Source material ->

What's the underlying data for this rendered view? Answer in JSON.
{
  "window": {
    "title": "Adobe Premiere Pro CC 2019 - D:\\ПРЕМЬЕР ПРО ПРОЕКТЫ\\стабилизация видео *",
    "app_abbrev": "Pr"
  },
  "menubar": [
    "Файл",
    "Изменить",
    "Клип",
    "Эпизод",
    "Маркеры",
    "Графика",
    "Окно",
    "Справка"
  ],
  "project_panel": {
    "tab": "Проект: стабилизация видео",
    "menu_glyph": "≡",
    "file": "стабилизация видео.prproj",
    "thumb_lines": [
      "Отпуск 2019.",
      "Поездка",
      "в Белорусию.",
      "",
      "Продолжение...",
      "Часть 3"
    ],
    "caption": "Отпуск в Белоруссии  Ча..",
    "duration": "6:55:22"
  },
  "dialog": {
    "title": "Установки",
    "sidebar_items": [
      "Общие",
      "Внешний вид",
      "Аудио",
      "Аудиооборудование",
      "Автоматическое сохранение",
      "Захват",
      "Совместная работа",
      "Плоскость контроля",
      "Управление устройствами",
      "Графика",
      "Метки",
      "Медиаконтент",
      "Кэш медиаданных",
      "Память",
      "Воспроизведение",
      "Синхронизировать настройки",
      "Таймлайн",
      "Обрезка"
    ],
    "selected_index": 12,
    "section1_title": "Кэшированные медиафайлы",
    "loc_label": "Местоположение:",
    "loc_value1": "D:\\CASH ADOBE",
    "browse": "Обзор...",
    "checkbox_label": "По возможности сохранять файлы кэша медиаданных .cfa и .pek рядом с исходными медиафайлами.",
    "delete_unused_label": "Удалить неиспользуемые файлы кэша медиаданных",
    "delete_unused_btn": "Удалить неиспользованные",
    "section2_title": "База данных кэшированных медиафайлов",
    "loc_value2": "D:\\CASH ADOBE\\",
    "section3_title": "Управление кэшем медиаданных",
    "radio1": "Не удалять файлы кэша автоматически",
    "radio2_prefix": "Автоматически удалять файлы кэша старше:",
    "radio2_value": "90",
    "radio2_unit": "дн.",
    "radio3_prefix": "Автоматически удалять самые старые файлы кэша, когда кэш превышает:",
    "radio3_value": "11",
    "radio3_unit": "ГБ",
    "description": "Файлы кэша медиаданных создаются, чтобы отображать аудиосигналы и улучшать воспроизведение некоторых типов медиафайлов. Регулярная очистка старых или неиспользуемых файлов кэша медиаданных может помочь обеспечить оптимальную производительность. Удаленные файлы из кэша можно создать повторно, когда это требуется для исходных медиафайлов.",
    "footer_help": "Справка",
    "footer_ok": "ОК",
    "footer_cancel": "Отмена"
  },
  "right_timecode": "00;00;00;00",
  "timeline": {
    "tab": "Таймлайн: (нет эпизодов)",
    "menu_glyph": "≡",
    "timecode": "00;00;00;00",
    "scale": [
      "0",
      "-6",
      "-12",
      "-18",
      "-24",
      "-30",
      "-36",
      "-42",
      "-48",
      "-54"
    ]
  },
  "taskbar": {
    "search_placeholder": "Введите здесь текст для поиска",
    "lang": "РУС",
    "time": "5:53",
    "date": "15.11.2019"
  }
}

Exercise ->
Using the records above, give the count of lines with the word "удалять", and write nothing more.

Solution for this task ->
3